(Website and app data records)
################

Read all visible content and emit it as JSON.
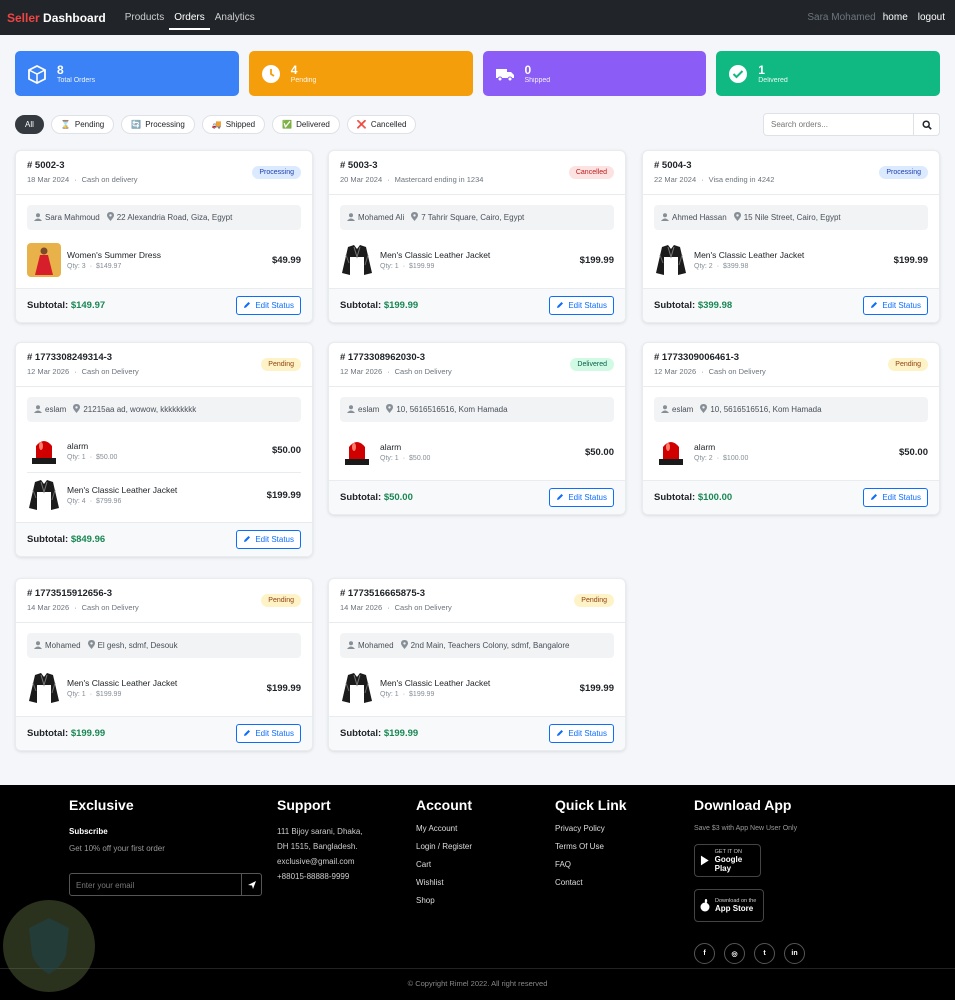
{
  "nav": {
    "brand_red": "Seller",
    "brand_white": "Dashboard",
    "links": [
      "Products",
      "Orders",
      "Analytics"
    ],
    "active": "Orders",
    "user": "Sara Mohamed",
    "home": "home",
    "logout": "logout"
  },
  "stats": [
    {
      "count": "8",
      "label": "Total Orders",
      "color": "#3b82f6",
      "icon": "box-icon"
    },
    {
      "count": "4",
      "label": "Pending",
      "color": "#f59e0b",
      "icon": "clock-icon"
    },
    {
      "count": "0",
      "label": "Shipped",
      "color": "#8b5cf6",
      "icon": "truck-icon"
    },
    {
      "count": "1",
      "label": "Delivered",
      "color": "#10b981",
      "icon": "check-circle-icon"
    }
  ],
  "filters": [
    {
      "label": "All",
      "icon": ""
    },
    {
      "label": "Pending",
      "icon": "⌛"
    },
    {
      "label": "Processing",
      "icon": "🔄"
    },
    {
      "label": "Shipped",
      "icon": "🚚"
    },
    {
      "label": "Delivered",
      "icon": "✅"
    },
    {
      "label": "Cancelled",
      "icon": "❌"
    }
  ],
  "search": {
    "placeholder": "Search orders..."
  },
  "orders": [
    {
      "id": "# 5002-3",
      "date": "18 Mar 2024",
      "payment": "Cash on delivery",
      "status": "Processing",
      "customer": "Sara Mahmoud",
      "address": "22 Alexandria Road, Giza, Egypt",
      "items": [
        {
          "name": "Women's Summer Dress",
          "qty": "Qty: 3",
          "unit": "$149.97",
          "price": "$49.99",
          "thumb": "dress"
        }
      ],
      "subtotal_label": "Subtotal:",
      "subtotal": "$149.97"
    },
    {
      "id": "# 5003-3",
      "date": "20 Mar 2024",
      "payment": "Mastercard ending in 1234",
      "status": "Cancelled",
      "customer": "Mohamed Ali",
      "address": "7 Tahrir Square, Cairo, Egypt",
      "items": [
        {
          "name": "Men's Classic Leather Jacket",
          "qty": "Qty: 1",
          "unit": "$199.99",
          "price": "$199.99",
          "thumb": "jacket"
        }
      ],
      "subtotal_label": "Subtotal:",
      "subtotal": "$199.99"
    },
    {
      "id": "# 5004-3",
      "date": "22 Mar 2024",
      "payment": "Visa ending in 4242",
      "status": "Processing",
      "customer": "Ahmed Hassan",
      "address": "15 Nile Street, Cairo, Egypt",
      "items": [
        {
          "name": "Men's Classic Leather Jacket",
          "qty": "Qty: 2",
          "unit": "$399.98",
          "price": "$199.99",
          "thumb": "jacket"
        }
      ],
      "subtotal_label": "Subtotal:",
      "subtotal": "$399.98"
    },
    {
      "id": "# 1773308249314-3",
      "date": "12 Mar 2026",
      "payment": "Cash on Delivery",
      "status": "Pending",
      "customer": "eslam",
      "address": "21215aa ad, wowow, kkkkkkkkk",
      "items": [
        {
          "name": "alarm",
          "qty": "Qty: 1",
          "unit": "$50.00",
          "price": "$50.00",
          "thumb": "alarm"
        },
        {
          "name": "Men's Classic Leather Jacket",
          "qty": "Qty: 4",
          "unit": "$799.96",
          "price": "$199.99",
          "thumb": "jacket"
        }
      ],
      "subtotal_label": "Subtotal:",
      "subtotal": "$849.96"
    },
    {
      "id": "# 1773308962030-3",
      "date": "12 Mar 2026",
      "payment": "Cash on Delivery",
      "status": "Delivered",
      "customer": "eslam",
      "address": "10, 5616516516, Kom Hamada",
      "items": [
        {
          "name": "alarm",
          "qty": "Qty: 1",
          "unit": "$50.00",
          "price": "$50.00",
          "thumb": "alarm"
        }
      ],
      "subtotal_label": "Subtotal:",
      "subtotal": "$50.00"
    },
    {
      "id": "# 1773309006461-3",
      "date": "12 Mar 2026",
      "payment": "Cash on Delivery",
      "status": "Pending",
      "customer": "eslam",
      "address": "10, 5616516516, Kom Hamada",
      "items": [
        {
          "name": "alarm",
          "qty": "Qty: 2",
          "unit": "$100.00",
          "price": "$50.00",
          "thumb": "alarm"
        }
      ],
      "subtotal_label": "Subtotal:",
      "subtotal": "$100.00"
    },
    {
      "id": "# 1773515912656-3",
      "date": "14 Mar 2026",
      "payment": "Cash on Delivery",
      "status": "Pending",
      "customer": "Mohamed",
      "address": "El gesh, sdmf, Desouk",
      "items": [
        {
          "name": "Men's Classic Leather Jacket",
          "qty": "Qty: 1",
          "unit": "$199.99",
          "price": "$199.99",
          "thumb": "jacket"
        }
      ],
      "subtotal_label": "Subtotal:",
      "subtotal": "$199.99"
    },
    {
      "id": "# 1773516665875-3",
      "date": "14 Mar 2026",
      "payment": "Cash on Delivery",
      "status": "Pending",
      "customer": "Mohamed",
      "address": "2nd Main, Teachers Colony, sdmf, Bangalore",
      "items": [
        {
          "name": "Men's Classic Leather Jacket",
          "qty": "Qty: 1",
          "unit": "$199.99",
          "price": "$199.99",
          "thumb": "jacket"
        }
      ],
      "subtotal_label": "Subtotal:",
      "subtotal": "$199.99"
    }
  ],
  "edit_label": "Edit Status",
  "footer": {
    "exclusive": {
      "title": "Exclusive",
      "subscribe": "Subscribe",
      "offer": "Get 10% off your first order",
      "email_placeholder": "Enter your email"
    },
    "support": {
      "title": "Support",
      "address1": "111 Bijoy sarani, Dhaka,",
      "address2": "DH 1515, Bangladesh.",
      "email": "exclusive@gmail.com",
      "phone": "+88015-88888-9999"
    },
    "account": {
      "title": "Account",
      "links": [
        "My Account",
        "Login / Register",
        "Cart",
        "Wishlist",
        "Shop"
      ]
    },
    "quick": {
      "title": "Quick Link",
      "links": [
        "Privacy Policy",
        "Terms Of Use",
        "FAQ",
        "Contact"
      ]
    },
    "app": {
      "title": "Download App",
      "note": "Save $3 with App New User Only",
      "gp_small": "GET IT ON",
      "gp_big": "Google Play",
      "as_small": "Download on the",
      "as_big": "App Store"
    },
    "social": [
      "f",
      "◎",
      "t",
      "in"
    ],
    "copyright": "© Copyright Rimel 2022. All right reserved"
  }
}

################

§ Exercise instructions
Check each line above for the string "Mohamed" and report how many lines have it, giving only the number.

§ Exercise response
4